On 27 November, protests broke out against amendments to the Referendum Law – eliminating the need for a 50 percent turnout of adult citizens to ensure the validity of the referendum – as well as against the Expropriation Law – making it easier for the state to expropriate the private property of ordinary working class people. All this is being declared as “in the public interest” – by which, of course, are meant the interests of big business.
Most citizens fear that these changes in the law are closely related to the announced arrival of the multinational company, Rio Tinto, which has intentions of mining lithium in western Serbia. This company is notorious throughout the world for the natural destruction it has caused wherever its operations are carried out. Since the announcement of the company’s arrival, there have been local mobilisations in western Serbia and beyond, but the adoption of these amendments to the law, which went ahead without public debate, triggered mass mobilisations on the streets on Saturday 27 November.
In several cities, these protests took the form of roadblocks, the blockade receiving the most media attention being that in Šabac. At one point, the police stepped aside, shortly after which an excavator appeared and tried to break through the protesters’ blockade, in complete disregard for their safety. The excavator was halted in a physical confrontation between the protesters, and the driver and his masked guard, who turned out to be a member of the ruling Serbian Progressive Party (SNS). Several thugs who were in the cars behind the excavator then joined the fracas, attacking protesters with sticks and hammers. This was a great moral victory for the protesters, however. For once, the SNS thugs did not get away with their violence without a serious response.
The SNS made efforts to spin the event as the violence of several demonstrators against innocent bystanders who just wanted to pass through to join celebrations of the anniversary of the party’s foundation that same day. The party gave their full backing to its excavator operators and held a rally demanding “justice” for them – although they had received real justice in the form of the punches that they had been served when they attempted to smash through the blockade.
The incident caused widespread disgust among the wider Serbian public. People who would generally speak out against violence, this time welcomed physical opposition to the SNS scum. Due to the arrogance of the regime, a much larger number of people in a far larger number of cities came out in protest on 4 December. The masses showed a growing willingness to respond to the potential provocations by Vučić’s bandits. In Novi Sad, after their initial provocations, around twenty of Vučić’s thugs took to their heels when approximately a hundred protesters chased them off.

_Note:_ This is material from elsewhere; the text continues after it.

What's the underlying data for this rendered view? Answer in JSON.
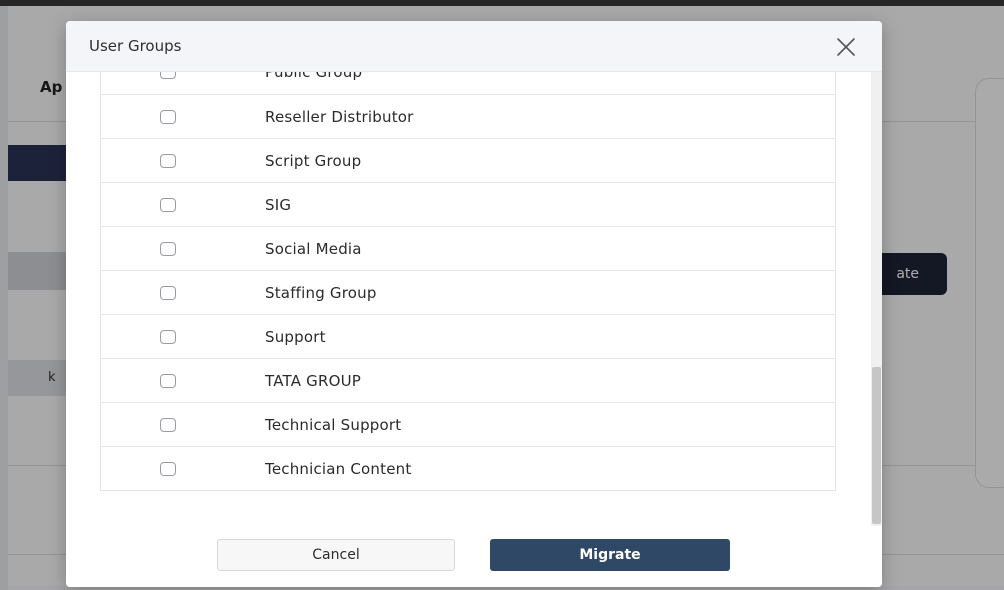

As well as this example of the militancy of the masses, there has been a slight sharpening of the rhetoric regarding the arrival of Rio Tinto, which is increasingly seen as an onslaught by big business. Whilst this is a positive turn, it is essentially still only the first step, which does not, as yet, place the capitalist system itself at the centre of the question.
Faced with the power of the masses in the streets, Vučić has now pulled back on his planned amendments to the expropriation and referendum laws and has admitted defeat. Activists understand this as a victory, but it is not yet a complete one. It is a victory on Vučić’s own terms. The regime is trying to beat a tactical retreat to ensure Vučić’s popularity isn’t too severely dented in advance of scheduled elections in April. The Bonapartist policies of Aleksandar Vučić, who has carefully cultivated his image as that of a strict but just ruler, are based on acting as a ‘strongman’ who rises above the institutions, government and even his own party. With such a maneuver he is trying to consolidate a position of ‘supreme arbiter’ who “understands the people” and who is ready to apply disciplinary measures from up on high against the state apparatus itself in the name of “the public good”.
It is important to take note of how he has granted these concessions. In the midst of the blockades, he visited the Jadar River region, an area that is particularly threatened by the potential arrival of Rio Tinto. Large numbers of farmers from the region had joined the movement against the company. The SNS machinery then organised a meeting between the local farmers and Vučić. Widely followed through the media, Vučić secured his escape route. He tried to represent his decision to retreat as the actions of a merciful leader who has heard the appeals of locals. That is, he wants the public to believe he has changed course because he has “heard the voice of the people”, rather than having been forced by the pressure of the mass protests in the streets. Days later, in an admission of defeat, he was forced to hypocritically admit the legitimacy of these protests, saying that there are many sincere people in support of the protests, and that he was even personally concerned that some celebrities had even shown their support.
After this partial victory, the struggle will continue in various forms, with the main demand being the cancellation of all government contracts with Rio Tinto. And indeed, the regime will continue to try and find new ways to bring the company into Serbia.
The announced arrival of Rio Tinto and Vučić’s servitude to imperialism, to whom he sells not only our natural wealth but also our labour force, are a consequence of a system that is based solely on profit. These protests show that the part of the masses are loosing their fear. However, as long as the system remains intact, with or without Vučić, capitalists like those behind Rio Tinto will keep exploiting the working class and the natural resources of the country, one way or another. The best step for escalating these protests would be to connect with the workers’ movement, as the workers are the ones who can strike at the foundations of this profiteering system by means of the general strike – this would most effectively threaten Vučić’s rule, whilst preventing new attacks from big business.
Rio Tinto out of Serbia!
Down with Vučić!
Down with capitalism!